(Items listed in a dataset)
■ ■ ■ ■ ■ ■ ■
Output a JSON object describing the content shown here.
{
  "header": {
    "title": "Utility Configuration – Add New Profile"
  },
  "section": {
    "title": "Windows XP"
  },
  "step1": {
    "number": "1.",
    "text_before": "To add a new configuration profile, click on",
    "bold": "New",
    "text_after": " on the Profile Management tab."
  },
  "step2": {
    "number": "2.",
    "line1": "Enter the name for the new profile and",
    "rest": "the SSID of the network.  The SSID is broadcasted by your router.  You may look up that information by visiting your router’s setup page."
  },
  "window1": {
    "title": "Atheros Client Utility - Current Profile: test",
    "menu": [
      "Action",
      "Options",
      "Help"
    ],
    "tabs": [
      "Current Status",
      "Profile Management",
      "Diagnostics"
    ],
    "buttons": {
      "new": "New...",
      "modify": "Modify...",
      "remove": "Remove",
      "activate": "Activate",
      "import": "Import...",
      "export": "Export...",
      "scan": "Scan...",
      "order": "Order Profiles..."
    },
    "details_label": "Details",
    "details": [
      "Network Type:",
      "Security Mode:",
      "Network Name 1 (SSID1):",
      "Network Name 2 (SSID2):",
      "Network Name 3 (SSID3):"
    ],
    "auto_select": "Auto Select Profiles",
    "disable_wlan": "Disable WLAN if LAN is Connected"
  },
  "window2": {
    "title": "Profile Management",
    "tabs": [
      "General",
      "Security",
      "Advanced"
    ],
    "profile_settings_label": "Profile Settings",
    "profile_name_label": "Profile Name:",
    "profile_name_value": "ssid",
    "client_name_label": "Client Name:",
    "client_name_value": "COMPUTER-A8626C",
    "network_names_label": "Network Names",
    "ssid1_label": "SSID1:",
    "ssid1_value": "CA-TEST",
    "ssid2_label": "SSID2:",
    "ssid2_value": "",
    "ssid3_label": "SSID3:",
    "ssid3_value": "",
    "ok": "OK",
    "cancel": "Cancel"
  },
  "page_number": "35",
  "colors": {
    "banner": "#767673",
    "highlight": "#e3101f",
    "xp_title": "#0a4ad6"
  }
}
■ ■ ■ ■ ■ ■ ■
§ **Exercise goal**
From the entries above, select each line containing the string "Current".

§ **Solution to this task**
    "title": "Atheros Client Utility - Current Profile: test",
      "Current Status",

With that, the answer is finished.